Nearly every time I feel thirsty, I feel a guilt unquenchable even by endless amounts of water.
I can’t deal with the fact that I have water, and others don’t.
At a restaurant, the waitress comes around and pours water into my glass every time the glass is half empty. I don’t want more water; I don’t ask for more water; I don’t need more water. Yet, the waitress pours, and pours, and pours. And so I drink.
Every time I drink from a water fountain, and some water escapes to swirl down the drain.
Every time I take a shower and relish the heated water.
Every time I wash dishes and rinse a spoon more than necessary.
Every time I cook and boil water for food, only to get rid of it later.
I just can’t.
To think that someone has to walk great distances to get a drink.
To think that me washing my hair may mean someone will go thirsty in the future.
And yet, I still continue to do these things. I drink and shower, wash dishes and cook.
This is human nature for you. We can take, without realizing when we need to give.
We pretend to be able to control this. We pretend that we’re giving so much of what we have, so many resources, so many aspects of life.
We, as a society, deceive ourselves with a lie that changes so many lives.
We think that we give enough. However, in proportion to what we receive?
We’re giving nothing.

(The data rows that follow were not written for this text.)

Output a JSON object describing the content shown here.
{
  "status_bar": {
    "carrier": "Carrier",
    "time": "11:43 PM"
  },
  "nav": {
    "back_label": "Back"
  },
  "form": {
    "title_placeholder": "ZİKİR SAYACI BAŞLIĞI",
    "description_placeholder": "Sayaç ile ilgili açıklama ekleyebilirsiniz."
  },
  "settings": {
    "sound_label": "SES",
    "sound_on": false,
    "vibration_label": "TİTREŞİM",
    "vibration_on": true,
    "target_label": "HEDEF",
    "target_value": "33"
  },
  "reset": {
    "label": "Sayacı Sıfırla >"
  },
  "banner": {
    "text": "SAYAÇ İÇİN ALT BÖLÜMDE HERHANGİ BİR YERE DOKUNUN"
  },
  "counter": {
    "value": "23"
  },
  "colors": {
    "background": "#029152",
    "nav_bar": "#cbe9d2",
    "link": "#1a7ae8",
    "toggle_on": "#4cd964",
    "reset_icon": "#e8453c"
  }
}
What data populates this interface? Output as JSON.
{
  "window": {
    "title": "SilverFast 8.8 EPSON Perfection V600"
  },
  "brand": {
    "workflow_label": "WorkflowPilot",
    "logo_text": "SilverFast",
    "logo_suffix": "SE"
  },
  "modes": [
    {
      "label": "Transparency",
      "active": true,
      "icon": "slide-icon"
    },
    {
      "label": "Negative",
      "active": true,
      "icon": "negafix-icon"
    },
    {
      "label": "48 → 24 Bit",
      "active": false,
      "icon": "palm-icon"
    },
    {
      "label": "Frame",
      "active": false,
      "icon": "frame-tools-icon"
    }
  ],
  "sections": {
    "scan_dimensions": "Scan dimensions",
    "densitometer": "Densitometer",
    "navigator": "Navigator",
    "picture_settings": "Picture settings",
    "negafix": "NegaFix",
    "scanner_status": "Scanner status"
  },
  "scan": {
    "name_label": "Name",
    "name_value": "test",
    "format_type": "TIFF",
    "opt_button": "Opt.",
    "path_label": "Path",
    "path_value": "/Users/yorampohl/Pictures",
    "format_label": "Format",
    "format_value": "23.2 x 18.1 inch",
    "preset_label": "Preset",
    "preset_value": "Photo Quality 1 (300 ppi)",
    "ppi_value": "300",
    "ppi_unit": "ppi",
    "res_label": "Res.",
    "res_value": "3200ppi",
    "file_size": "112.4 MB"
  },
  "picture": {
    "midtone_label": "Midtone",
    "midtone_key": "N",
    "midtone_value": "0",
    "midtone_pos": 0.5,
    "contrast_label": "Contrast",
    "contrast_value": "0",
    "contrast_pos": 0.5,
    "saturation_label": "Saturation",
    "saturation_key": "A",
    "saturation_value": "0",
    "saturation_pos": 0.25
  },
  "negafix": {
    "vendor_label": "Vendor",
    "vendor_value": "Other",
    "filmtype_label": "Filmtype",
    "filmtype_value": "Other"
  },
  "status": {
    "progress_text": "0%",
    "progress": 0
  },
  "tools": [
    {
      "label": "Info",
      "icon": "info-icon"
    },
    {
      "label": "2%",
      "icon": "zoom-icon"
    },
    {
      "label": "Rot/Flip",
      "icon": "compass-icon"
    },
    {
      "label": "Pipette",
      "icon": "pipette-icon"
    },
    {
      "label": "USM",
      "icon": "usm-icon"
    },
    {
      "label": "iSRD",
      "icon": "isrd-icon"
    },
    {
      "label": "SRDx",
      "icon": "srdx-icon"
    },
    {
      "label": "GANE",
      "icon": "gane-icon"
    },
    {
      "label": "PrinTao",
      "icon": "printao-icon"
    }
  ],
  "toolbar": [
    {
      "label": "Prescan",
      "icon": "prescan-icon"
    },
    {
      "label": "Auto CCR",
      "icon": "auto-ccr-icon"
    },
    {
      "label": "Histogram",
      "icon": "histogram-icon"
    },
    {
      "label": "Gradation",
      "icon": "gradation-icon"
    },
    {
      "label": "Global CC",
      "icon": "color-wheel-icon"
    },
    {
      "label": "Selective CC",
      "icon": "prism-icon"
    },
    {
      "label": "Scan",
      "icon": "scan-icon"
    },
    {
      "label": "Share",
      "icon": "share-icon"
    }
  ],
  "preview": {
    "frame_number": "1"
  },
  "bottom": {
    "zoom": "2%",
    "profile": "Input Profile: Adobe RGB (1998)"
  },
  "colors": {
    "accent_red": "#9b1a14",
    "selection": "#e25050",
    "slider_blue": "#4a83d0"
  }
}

And that is why so many of our fellow beings around the world, still cannot relieve themselves of that insistent, despairing word:
In honour of 2017 Earth Day, we’ve written a post about the global water crisis. Join us as we “broaden, diversify and mobilize”, to partake in Earth Day’s global environmental day, on today, April 22nd. Visit www.earthday.org/earthday/ for more information, and to get involved.